Turning to this Budget, when I pick up a Budget Bill and read through it and look for some of the headline figures, there are always some things that strike me. One of the figures that struck me again was in clause 2(2) of this Budget, where we read that, in this current financial year, Northern Ireland has the benefit of resources of over £17 billion. It always causes me to pause and to ask: where does that money come from? Of course, the answer to that question, that some would rather not hear or face up to, is that that £17 billion comes as a direct consequence of our membership of the United Kingdom. It is because we are an integral part of the United Kingdom, entitled to share in its burdens and its riches, that we have that quantity of money at our disposal. For those who chase various constitutional moonbeams about alternative constitutional arrangements, one fact that they never like to face is where the money would come from. It is patently obvious that the benefits to Northern Ireland of being part of the United Kingdom, as reflected in the monetary settlement year-on-year, are colossal. I think that all citizens in Northern Ireland should reflect on that and be grateful.

I carried out a little exercise by looking at last year's Budget Bill because I wanted to see just where the variations were; where the uplifts were; and whether there were any telltale signs of why the uplifts were in respect of different Departments. The one that particularly caught my eye was DRD. In schedule 3 of this Budget, we have the sums granted for the upcoming year, 2016-17. If we go back and compare that to the comparable figure in last year's schedule 3, we discover that the Department for Regional Development has had a whopping 33% increase — £134 million extra. If you go to schedule 4, you will discover that resources for this year are an extra £107 million. How, or why, would that be?

Is it the hand of politics in this Budget? Could it be that, now that courtesy of IRA murder the DRD is held by the DUP, the idea of starving another Minister of funding is no longer appropriate and that, suddenly, largesse is the order of the day? Could it be that an upcoming election could also be a contributor to that? I find it rather striking; when you compare last year's Bill with this year's, that is something that jumps out at one quite significantly.

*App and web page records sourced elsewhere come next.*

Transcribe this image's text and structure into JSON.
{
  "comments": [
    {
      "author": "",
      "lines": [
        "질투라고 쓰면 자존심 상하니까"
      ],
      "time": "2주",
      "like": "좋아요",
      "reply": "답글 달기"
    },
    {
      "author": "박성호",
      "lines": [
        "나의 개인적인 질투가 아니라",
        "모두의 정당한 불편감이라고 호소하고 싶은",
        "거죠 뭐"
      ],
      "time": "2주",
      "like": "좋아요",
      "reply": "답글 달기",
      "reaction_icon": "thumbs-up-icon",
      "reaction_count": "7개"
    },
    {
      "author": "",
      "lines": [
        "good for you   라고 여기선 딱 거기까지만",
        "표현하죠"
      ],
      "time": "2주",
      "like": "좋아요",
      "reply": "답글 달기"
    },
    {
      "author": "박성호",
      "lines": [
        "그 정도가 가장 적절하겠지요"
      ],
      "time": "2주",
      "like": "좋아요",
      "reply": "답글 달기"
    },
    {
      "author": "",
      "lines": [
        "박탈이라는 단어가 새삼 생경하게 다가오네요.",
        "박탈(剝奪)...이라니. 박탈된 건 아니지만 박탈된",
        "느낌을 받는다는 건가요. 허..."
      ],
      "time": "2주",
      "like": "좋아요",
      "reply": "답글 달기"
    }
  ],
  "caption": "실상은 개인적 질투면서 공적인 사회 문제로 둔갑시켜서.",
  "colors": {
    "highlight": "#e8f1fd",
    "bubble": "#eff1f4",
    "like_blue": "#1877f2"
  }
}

Other things that are obvious in this Budget include the extra money poured into welfare and to attain the so-called Fresh Start Agreement. Yes, of course, it was indeed a very significant climbdown by Sinn Féin from its promise that no one, whether a new or existing claimant, would ever suffer under welfare, but also a very significant diversion of funds that would otherwise have been available for health, education and other necessary expenditures. It was a very significant diversion from other aspects of the block grant into supporting welfare supplements, so that the Minister could sing off the same hymn sheet as Sinn Féin on welfare. Not everyone will know this, but the Minister has some claim to accomplishment in the singing stakes himself. He is not unknown for his singing talents and, indeed, he has, I understand, an O level in music. That is more than I have, I have to say, but he is well equipped to sing off the same hymn sheet on this particular issue.

Where it really strikes me as bizarre is that there is money for that, but when you look at the issue of economic inactivity in Northern Ireland, as we heard earlier today — I think it was from Mr McCrea — we are the worst performing region. We have the highest level of economic inactivity. Last March, the Employment and Learning Minister, Dr Farry, brought forward a strategy to tackle economic inactivity. Here we are, 12 months on and looking forward to another 12 months, and that strategy remains unresourced in this Budget. So we are finding money to prop up, sustain and supplement welfare benefits, but when it comes to the idea of dealing with our high level of economic inactivity and encouraging more people from being economically inactive to being economically active, there is not a penny piece in this Budget for the strategy to address economic inactivity. That, I think, is a gross failing.